* _Work item_
Find every line below with the word "JSON" in it, and copy each one.

* _Website and app data records_
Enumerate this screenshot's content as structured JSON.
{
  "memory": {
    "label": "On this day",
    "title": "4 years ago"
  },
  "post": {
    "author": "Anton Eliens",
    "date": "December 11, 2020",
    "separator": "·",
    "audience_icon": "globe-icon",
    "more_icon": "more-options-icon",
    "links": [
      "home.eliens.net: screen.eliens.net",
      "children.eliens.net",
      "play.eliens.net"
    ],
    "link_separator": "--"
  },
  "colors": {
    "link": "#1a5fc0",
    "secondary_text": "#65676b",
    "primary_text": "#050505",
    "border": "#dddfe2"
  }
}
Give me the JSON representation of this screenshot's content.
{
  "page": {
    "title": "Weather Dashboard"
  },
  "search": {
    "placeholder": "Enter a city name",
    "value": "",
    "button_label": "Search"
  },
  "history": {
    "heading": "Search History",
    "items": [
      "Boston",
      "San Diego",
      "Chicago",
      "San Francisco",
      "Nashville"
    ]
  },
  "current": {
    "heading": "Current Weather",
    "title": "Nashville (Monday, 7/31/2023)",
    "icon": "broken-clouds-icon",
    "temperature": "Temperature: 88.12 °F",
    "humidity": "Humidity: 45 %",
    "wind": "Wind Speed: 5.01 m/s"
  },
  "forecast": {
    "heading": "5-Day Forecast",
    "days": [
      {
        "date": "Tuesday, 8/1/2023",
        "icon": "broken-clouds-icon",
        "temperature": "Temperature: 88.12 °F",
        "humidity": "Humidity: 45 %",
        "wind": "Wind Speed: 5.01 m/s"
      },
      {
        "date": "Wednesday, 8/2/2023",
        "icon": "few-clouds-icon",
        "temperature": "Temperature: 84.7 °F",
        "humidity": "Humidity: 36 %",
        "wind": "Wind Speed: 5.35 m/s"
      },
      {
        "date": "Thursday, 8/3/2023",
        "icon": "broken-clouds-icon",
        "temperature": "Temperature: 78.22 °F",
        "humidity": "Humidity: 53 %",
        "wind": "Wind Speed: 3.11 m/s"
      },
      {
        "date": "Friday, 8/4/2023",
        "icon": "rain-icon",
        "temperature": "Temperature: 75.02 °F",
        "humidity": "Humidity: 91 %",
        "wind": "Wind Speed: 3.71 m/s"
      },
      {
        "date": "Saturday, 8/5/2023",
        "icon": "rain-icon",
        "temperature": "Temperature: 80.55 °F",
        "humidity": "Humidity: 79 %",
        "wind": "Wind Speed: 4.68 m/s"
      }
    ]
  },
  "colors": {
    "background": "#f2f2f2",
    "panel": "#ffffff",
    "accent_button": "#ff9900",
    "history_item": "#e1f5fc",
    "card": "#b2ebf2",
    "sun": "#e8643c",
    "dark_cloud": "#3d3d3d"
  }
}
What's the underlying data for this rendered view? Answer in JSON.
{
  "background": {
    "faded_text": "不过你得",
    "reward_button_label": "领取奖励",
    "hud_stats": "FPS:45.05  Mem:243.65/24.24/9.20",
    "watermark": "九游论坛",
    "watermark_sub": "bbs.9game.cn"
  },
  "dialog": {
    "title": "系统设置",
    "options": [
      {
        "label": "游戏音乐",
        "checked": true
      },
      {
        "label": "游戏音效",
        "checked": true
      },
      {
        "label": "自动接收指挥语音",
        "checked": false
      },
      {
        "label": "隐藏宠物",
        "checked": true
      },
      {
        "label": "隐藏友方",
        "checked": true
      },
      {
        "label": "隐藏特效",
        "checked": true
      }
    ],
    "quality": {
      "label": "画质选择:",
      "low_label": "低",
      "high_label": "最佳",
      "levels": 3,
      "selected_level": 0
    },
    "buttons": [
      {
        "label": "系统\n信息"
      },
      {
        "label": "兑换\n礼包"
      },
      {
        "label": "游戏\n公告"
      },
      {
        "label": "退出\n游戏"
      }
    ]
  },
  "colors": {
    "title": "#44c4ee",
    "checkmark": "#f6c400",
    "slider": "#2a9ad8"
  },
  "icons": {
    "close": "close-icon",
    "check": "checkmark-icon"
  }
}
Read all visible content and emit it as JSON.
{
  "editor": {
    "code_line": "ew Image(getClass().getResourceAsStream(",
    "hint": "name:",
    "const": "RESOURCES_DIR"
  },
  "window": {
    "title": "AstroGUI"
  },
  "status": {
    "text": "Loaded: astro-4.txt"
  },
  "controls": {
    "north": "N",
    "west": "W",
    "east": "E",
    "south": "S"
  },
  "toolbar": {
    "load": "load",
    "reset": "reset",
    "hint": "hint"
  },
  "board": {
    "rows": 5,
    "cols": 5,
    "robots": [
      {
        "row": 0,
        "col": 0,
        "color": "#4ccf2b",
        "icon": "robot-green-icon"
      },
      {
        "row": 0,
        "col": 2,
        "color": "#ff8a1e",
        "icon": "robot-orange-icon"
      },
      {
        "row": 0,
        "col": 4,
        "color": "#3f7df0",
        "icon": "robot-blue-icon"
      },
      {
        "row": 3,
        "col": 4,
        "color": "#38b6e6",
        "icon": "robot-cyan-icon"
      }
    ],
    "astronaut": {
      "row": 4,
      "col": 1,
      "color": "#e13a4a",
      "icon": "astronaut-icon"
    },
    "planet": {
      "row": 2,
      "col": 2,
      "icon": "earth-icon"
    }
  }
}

* _Exercise response_
Enumerate this screenshot's content as structured JSON.
Give me the JSON representation of this screenshot's content.
What's the underlying data for this rendered view? Answer in JSON.
Read all visible content and emit it as JSON.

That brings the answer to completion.